Reptiles are species particularly impacted by the consequences of global warming. Composed of nine species, four of which are threatened with extinction, Brittany is the only region in Europe where one can encounter species with a wide European distribution. It hosts, for example, one of the last three French populations of adders. Breton reptiles represent more than 30% of the national total. There are green (or two-striped) lizards, viviparous and wall lizards; slow worms, vipers, ring-necked (or Helvetic) and Aesculapian snakes, smooth coronelles and aspic and peliad vipers.
What are the endangered species?
Overall, all the reptiles are weakened or threatened and on the 2015 red list, the Aesculapian snake and bugloss are classified as vulnerable and the peliad viper in danger. The small number of species considered as threatened should not hide a generally unfavorable situation for Breton herpetofauna.
What is it due to?
To global warming but, there, good luck to make things happen! But also to the artificialization of the soil, the industrialization of agriculture, the fragmentation of the natural environment and landscapes. The reptiles generally take refuge at the foot of deciduous hedges but when there are still herbaceous strata in front. This is less and less the case. You should know that vipers are sedentary and move little outside their territory and only really “bite” if they are cornered.
How does the POP protocol work?
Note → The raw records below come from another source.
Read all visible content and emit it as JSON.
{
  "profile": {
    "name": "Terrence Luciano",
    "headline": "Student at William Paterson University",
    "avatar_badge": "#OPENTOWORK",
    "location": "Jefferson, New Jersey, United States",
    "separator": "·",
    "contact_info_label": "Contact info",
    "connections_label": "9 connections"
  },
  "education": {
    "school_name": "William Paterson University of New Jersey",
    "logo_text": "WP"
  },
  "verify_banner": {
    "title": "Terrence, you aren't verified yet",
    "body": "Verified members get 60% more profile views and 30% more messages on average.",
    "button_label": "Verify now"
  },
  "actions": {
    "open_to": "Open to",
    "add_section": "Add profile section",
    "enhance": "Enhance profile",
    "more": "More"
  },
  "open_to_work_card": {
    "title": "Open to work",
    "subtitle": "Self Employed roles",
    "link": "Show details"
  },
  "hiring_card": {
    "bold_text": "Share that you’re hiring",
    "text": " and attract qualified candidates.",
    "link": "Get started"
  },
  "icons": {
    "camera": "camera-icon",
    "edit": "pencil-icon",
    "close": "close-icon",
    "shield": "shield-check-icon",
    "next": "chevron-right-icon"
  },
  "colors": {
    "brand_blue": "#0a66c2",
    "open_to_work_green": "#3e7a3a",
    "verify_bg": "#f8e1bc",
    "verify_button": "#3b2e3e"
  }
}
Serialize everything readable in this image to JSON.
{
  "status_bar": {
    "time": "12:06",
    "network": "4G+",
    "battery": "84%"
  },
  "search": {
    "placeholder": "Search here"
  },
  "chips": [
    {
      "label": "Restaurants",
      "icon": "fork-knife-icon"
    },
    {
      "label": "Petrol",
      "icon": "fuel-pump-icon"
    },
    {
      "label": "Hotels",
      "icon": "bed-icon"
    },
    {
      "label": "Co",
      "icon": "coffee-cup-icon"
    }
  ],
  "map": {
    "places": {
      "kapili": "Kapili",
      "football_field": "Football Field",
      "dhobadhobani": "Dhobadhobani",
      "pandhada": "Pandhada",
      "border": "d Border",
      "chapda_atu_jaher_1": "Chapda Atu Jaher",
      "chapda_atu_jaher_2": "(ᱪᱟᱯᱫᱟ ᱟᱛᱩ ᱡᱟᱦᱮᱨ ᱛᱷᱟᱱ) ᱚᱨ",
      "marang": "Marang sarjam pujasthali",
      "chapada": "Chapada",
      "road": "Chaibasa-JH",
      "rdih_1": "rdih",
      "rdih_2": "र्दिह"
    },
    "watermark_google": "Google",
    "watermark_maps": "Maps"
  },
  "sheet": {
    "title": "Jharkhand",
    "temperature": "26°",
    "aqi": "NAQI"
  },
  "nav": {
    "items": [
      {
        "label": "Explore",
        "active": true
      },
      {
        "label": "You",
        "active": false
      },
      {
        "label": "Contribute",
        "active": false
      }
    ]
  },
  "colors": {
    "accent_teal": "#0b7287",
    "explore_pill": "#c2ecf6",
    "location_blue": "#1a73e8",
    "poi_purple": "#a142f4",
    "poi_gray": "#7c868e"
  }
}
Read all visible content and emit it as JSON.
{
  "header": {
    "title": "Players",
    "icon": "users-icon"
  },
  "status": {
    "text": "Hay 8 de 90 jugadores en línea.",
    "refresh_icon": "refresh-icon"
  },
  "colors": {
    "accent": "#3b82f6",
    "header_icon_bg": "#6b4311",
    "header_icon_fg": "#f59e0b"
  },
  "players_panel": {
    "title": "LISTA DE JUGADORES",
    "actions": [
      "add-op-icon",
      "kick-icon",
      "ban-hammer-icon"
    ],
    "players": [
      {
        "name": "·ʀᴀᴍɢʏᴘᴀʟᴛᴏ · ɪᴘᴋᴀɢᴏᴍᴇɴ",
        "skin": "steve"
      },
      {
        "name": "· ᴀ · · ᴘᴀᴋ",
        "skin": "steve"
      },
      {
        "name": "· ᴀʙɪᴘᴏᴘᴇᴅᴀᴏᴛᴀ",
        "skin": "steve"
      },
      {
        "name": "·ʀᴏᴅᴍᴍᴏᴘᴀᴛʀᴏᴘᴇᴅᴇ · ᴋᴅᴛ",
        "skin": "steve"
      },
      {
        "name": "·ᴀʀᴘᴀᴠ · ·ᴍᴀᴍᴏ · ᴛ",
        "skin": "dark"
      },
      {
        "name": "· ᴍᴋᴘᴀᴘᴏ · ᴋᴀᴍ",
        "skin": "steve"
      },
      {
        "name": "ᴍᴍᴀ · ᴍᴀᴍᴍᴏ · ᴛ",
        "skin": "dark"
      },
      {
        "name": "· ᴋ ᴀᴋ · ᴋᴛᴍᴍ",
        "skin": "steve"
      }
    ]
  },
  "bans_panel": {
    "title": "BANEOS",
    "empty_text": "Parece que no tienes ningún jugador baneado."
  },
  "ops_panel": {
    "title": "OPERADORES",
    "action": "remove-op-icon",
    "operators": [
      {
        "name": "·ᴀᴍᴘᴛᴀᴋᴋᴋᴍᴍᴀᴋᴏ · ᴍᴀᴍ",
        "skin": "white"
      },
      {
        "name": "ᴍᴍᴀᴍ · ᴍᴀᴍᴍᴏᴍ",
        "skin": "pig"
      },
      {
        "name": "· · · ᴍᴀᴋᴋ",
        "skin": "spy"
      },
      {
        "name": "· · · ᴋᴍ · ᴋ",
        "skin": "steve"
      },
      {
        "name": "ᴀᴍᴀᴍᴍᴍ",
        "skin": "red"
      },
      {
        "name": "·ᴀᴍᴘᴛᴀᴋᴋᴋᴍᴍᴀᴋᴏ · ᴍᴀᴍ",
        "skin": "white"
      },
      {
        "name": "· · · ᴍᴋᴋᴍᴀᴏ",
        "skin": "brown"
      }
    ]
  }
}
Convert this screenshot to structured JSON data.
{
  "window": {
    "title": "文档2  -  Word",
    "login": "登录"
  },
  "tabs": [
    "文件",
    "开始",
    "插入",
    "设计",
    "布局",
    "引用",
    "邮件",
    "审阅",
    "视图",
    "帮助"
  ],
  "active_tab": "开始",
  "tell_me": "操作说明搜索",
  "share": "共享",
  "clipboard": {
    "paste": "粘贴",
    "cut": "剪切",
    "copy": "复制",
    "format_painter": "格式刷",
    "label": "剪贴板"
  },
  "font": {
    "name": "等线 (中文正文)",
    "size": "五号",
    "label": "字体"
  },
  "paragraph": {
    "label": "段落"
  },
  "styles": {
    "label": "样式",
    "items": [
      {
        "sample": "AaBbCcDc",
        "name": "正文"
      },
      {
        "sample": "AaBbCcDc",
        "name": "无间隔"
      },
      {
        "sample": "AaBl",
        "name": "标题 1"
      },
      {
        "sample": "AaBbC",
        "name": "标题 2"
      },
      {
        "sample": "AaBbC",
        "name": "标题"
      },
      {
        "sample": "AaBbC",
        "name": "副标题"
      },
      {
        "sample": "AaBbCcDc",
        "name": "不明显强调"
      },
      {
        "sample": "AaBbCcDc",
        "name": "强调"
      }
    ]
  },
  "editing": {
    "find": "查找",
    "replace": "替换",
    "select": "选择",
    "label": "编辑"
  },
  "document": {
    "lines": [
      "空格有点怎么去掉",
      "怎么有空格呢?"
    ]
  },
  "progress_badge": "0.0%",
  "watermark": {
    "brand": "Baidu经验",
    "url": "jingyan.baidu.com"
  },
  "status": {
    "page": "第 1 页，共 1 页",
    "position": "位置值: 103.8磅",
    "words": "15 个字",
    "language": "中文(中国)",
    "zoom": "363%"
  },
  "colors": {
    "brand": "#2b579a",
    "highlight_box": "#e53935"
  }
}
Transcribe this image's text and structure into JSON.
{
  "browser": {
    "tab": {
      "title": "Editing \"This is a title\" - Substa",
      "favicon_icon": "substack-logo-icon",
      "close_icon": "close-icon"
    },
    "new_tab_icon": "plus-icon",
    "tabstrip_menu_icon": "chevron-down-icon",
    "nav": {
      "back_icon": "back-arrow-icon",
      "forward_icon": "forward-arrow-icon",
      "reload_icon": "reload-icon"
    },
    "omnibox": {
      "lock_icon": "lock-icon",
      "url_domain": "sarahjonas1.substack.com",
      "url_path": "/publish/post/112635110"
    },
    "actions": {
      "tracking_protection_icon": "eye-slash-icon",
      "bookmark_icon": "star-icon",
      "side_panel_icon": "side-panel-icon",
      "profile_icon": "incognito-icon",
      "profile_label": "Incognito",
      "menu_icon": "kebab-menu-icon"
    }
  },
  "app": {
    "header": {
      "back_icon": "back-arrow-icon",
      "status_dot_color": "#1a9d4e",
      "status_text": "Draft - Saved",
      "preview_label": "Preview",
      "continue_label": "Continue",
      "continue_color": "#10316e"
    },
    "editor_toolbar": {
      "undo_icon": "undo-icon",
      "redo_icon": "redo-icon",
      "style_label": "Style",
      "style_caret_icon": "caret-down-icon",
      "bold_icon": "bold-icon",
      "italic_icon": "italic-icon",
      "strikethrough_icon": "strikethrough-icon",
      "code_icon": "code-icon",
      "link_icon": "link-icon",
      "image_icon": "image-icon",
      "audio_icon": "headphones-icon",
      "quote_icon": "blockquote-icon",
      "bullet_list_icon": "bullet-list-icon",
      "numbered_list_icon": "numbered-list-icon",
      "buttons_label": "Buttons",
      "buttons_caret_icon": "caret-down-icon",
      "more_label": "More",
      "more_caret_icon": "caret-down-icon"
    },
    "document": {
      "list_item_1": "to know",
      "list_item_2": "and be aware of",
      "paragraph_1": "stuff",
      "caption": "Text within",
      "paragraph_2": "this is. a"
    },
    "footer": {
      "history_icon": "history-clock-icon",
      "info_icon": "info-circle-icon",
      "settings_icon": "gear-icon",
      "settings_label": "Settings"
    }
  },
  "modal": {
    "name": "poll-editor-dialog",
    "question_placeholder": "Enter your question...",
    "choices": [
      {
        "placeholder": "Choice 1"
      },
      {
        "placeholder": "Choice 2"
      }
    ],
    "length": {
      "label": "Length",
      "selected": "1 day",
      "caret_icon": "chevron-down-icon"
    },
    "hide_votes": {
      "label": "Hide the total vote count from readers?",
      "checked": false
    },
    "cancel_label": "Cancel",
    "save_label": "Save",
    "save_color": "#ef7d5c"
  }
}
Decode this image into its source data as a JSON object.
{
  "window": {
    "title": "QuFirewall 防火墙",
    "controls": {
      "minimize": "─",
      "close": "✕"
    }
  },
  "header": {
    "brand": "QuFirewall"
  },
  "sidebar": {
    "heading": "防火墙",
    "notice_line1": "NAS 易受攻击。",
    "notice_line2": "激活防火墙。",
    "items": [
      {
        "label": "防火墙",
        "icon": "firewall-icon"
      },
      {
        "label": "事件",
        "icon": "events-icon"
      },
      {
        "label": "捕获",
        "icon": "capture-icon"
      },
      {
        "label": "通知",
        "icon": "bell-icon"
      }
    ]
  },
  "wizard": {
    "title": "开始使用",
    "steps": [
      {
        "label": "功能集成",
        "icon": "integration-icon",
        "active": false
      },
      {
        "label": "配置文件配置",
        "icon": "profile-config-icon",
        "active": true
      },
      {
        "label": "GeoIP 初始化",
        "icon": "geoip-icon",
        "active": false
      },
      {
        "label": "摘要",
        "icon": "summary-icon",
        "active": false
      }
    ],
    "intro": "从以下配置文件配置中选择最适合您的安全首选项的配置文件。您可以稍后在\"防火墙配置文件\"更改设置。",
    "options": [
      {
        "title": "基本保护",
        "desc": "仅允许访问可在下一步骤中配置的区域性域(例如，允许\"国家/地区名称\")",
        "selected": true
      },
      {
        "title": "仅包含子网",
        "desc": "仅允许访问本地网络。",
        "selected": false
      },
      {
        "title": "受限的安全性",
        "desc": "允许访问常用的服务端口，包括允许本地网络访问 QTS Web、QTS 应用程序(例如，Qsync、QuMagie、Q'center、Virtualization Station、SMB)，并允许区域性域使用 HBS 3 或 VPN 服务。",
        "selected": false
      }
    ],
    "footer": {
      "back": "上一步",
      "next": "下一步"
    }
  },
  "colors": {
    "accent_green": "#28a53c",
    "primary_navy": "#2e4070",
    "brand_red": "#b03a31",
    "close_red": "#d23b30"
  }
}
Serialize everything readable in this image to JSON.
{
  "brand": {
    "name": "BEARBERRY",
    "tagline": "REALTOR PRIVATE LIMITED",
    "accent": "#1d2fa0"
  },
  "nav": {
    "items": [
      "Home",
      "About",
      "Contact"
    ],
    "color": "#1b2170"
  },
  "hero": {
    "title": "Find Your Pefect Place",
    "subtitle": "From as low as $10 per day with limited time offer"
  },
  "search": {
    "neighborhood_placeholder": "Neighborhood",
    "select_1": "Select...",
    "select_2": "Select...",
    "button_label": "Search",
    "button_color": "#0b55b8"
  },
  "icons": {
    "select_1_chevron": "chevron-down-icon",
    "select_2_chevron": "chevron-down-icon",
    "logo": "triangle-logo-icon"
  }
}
Monitoring is based on transects over 60 meters. We install plates that make shelters in exposed places spaced 20 m apart and we regularly observe what is happening below for a minimum of two years. Reptiles find ideal warm conditions here. The idea is to assess the evolution of populations for monitoring on a regional scale, particularly for the adder.